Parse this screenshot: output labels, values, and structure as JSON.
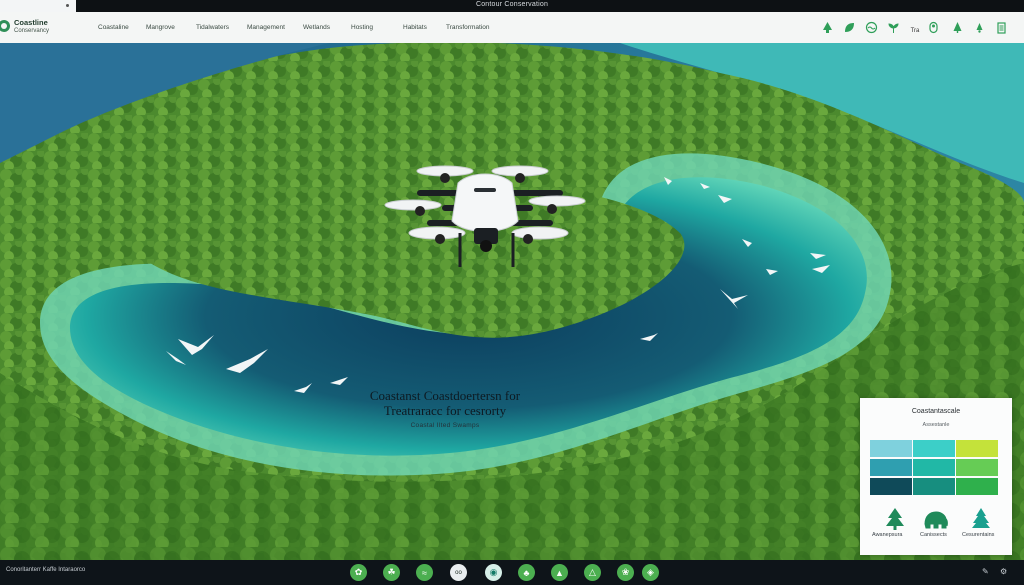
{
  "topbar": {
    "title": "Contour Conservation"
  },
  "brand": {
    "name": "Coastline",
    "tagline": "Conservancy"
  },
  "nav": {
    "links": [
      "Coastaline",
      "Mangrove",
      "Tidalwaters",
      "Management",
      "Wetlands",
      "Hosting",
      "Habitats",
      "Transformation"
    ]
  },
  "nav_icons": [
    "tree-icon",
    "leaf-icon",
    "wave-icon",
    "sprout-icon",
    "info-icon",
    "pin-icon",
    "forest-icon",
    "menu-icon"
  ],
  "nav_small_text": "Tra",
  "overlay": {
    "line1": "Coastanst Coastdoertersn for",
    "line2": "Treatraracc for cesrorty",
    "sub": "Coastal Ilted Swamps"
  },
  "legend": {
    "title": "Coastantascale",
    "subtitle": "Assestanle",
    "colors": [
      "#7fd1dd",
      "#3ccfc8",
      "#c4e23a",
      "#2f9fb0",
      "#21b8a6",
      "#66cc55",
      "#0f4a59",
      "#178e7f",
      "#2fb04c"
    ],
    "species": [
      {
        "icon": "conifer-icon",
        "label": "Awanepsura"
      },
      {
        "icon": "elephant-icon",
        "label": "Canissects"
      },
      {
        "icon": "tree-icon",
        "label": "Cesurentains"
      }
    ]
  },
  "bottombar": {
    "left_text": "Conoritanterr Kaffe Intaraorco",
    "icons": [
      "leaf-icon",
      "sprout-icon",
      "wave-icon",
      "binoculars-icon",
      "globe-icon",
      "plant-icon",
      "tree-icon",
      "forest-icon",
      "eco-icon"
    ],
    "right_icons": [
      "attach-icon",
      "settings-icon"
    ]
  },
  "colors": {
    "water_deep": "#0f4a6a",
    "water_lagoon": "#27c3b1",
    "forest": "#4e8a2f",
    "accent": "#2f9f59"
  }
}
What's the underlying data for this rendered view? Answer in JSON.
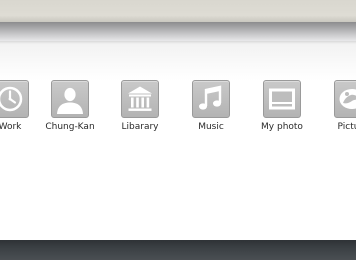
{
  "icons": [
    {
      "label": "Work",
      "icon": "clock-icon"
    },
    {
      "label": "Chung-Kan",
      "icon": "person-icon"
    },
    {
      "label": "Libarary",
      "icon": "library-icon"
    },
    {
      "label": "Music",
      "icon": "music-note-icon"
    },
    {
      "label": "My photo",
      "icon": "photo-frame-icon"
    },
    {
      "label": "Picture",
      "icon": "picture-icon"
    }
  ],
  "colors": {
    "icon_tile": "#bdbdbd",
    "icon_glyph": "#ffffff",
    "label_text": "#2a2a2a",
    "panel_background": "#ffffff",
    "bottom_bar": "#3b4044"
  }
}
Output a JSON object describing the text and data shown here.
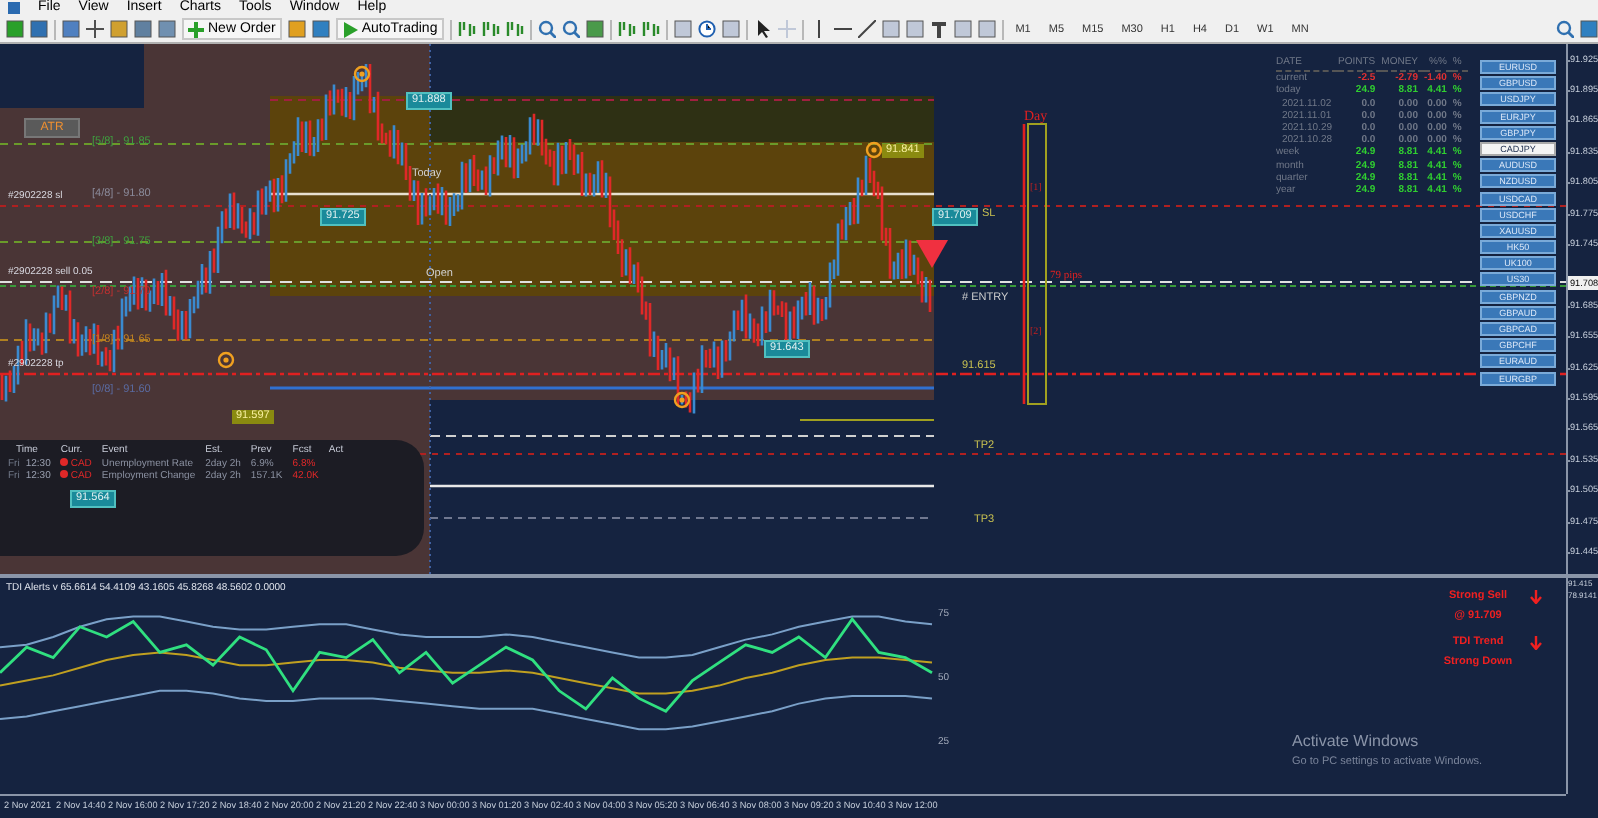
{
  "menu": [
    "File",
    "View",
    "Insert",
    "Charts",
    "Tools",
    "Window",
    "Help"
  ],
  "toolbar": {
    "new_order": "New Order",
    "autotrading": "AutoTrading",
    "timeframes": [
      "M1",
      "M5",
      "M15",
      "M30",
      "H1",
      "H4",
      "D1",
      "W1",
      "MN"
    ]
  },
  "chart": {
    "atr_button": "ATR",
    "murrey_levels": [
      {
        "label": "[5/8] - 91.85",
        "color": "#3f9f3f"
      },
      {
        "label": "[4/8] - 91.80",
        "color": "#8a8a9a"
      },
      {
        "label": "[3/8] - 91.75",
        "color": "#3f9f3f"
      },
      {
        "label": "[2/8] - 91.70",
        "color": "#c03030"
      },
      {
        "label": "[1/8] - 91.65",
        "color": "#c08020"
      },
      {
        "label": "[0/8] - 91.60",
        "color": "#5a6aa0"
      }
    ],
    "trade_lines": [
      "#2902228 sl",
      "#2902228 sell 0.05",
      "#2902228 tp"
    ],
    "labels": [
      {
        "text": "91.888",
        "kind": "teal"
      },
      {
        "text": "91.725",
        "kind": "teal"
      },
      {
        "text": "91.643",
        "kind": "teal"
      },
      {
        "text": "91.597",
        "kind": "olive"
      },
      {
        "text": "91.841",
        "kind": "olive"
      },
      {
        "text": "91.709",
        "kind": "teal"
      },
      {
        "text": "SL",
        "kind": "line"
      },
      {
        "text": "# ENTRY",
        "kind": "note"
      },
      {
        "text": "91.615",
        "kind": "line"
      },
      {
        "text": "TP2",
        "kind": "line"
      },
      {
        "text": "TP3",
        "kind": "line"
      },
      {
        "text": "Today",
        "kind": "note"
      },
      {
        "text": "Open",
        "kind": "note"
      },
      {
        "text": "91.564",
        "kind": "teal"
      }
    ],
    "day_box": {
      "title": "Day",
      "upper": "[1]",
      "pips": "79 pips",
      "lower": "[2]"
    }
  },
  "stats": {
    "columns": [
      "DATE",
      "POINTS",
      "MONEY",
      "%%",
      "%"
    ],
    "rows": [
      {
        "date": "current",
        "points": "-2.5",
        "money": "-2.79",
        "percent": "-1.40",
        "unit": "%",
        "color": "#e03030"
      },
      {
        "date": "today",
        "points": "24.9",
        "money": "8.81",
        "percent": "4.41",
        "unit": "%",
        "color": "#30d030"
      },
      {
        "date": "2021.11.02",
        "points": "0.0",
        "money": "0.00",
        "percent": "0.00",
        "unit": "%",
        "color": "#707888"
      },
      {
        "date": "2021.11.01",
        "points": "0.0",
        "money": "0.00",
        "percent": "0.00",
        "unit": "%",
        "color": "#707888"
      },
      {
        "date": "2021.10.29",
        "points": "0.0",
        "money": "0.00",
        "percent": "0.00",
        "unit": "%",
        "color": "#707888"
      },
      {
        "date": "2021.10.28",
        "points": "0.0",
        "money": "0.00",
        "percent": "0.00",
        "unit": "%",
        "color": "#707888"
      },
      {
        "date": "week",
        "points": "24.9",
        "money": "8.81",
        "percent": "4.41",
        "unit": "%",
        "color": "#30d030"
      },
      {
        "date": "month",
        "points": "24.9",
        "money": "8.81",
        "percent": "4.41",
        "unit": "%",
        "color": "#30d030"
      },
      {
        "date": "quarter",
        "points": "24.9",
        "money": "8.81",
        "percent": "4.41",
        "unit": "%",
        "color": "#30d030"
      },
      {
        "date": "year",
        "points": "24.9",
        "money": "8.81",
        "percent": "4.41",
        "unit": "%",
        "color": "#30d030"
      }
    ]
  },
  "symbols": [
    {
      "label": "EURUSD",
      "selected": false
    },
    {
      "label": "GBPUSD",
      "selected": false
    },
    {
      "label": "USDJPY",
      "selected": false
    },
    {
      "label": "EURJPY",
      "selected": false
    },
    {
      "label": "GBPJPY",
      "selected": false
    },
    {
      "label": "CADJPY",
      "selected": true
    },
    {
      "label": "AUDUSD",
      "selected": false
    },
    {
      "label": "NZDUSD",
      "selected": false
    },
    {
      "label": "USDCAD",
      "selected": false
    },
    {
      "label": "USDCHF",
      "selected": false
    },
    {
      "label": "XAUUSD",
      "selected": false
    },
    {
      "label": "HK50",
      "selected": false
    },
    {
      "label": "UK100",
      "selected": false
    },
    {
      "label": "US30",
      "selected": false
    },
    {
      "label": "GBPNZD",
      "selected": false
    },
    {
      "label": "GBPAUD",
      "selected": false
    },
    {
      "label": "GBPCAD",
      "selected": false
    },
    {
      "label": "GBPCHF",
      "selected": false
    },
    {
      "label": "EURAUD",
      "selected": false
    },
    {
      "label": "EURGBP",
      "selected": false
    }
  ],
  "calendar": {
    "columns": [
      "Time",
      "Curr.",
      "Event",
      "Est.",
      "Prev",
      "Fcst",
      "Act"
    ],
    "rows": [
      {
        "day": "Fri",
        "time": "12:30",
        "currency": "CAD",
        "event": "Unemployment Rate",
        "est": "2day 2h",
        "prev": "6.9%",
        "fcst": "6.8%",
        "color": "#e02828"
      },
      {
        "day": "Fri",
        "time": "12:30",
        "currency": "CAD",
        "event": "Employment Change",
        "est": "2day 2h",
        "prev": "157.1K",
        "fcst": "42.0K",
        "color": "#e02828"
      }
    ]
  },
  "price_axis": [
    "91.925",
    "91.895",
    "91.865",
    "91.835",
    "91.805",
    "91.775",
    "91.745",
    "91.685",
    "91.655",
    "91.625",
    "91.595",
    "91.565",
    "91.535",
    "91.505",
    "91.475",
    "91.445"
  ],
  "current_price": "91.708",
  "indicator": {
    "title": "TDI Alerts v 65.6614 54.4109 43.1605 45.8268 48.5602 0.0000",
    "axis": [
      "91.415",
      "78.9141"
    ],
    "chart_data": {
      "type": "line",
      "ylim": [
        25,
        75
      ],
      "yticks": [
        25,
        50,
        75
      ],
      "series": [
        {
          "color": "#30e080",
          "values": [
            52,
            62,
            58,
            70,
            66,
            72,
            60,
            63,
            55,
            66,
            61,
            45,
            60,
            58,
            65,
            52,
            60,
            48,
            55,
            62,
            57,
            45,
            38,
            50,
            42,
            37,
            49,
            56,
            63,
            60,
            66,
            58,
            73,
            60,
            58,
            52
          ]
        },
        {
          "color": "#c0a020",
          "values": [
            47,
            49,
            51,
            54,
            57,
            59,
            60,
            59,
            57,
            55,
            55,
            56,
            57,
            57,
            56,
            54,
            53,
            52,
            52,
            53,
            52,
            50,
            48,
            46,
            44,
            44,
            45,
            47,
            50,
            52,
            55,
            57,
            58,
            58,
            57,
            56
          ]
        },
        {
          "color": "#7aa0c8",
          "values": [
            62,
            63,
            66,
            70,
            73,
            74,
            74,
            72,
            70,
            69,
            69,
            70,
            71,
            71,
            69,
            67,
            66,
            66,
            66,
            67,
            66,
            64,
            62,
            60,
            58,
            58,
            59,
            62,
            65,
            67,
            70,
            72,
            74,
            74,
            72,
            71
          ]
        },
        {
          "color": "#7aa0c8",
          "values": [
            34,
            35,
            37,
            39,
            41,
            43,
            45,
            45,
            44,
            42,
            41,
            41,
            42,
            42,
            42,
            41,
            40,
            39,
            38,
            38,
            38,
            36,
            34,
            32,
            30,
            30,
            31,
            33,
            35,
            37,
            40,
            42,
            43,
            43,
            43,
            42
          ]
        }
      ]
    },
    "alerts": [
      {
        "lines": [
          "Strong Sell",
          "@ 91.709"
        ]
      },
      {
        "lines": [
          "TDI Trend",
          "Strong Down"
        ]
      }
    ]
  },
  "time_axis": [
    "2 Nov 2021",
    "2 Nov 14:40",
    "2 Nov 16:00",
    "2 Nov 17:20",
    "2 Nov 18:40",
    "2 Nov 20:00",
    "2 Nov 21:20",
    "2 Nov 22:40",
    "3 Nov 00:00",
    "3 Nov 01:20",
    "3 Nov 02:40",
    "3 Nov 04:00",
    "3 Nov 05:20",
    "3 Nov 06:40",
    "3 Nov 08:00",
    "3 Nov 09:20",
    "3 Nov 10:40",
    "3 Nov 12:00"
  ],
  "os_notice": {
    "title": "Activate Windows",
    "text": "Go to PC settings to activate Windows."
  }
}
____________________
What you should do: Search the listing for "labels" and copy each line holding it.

Result of this task:
Parse this screenshot: output labels, values, and structure as JSON.
    "labels": [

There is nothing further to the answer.